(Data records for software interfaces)
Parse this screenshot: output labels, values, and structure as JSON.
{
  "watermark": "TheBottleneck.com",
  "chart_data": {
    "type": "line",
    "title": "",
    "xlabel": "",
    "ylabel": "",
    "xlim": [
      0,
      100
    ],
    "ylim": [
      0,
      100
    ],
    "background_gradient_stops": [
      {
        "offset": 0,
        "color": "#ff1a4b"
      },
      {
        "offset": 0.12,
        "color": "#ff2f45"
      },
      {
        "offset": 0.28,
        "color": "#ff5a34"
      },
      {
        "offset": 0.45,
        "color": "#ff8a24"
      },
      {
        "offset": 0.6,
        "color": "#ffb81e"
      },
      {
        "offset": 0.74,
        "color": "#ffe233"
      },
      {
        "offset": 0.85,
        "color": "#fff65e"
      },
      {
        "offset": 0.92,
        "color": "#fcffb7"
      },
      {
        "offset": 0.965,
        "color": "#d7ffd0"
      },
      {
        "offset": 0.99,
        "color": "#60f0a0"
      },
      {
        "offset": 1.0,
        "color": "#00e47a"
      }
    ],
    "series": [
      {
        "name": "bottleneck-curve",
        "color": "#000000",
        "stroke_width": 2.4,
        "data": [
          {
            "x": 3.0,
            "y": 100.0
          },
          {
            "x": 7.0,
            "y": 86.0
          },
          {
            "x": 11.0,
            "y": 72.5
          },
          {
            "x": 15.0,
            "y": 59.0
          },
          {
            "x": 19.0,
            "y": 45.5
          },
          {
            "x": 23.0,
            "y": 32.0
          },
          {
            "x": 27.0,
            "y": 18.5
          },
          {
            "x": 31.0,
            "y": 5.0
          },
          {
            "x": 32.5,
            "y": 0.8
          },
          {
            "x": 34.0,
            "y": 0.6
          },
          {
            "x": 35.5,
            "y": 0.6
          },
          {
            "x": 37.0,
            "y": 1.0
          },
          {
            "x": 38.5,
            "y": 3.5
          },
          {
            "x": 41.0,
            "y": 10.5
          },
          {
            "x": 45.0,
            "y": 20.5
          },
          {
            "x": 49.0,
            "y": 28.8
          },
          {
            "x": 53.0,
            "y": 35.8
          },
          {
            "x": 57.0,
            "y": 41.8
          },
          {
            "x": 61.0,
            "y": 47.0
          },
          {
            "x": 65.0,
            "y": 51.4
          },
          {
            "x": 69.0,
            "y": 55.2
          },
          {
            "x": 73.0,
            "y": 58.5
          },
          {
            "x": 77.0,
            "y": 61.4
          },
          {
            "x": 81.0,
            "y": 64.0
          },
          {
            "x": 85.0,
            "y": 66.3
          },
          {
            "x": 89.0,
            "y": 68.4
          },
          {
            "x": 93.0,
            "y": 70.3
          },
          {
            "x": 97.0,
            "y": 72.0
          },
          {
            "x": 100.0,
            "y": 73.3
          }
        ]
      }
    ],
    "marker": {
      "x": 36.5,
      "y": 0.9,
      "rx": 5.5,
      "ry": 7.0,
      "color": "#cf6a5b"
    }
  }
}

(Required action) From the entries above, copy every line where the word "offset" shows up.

(Output for this task)
        "offset": 0,
        "offset": 0.12,
        "offset": 0.28,
        "offset": 0.45,
        "offset": 0.6,
        "offset": 0.74,
        "offset": 0.85,
        "offset": 0.92,
        "offset": 0.965,
        "offset": 0.99,
        "offset": 1.0,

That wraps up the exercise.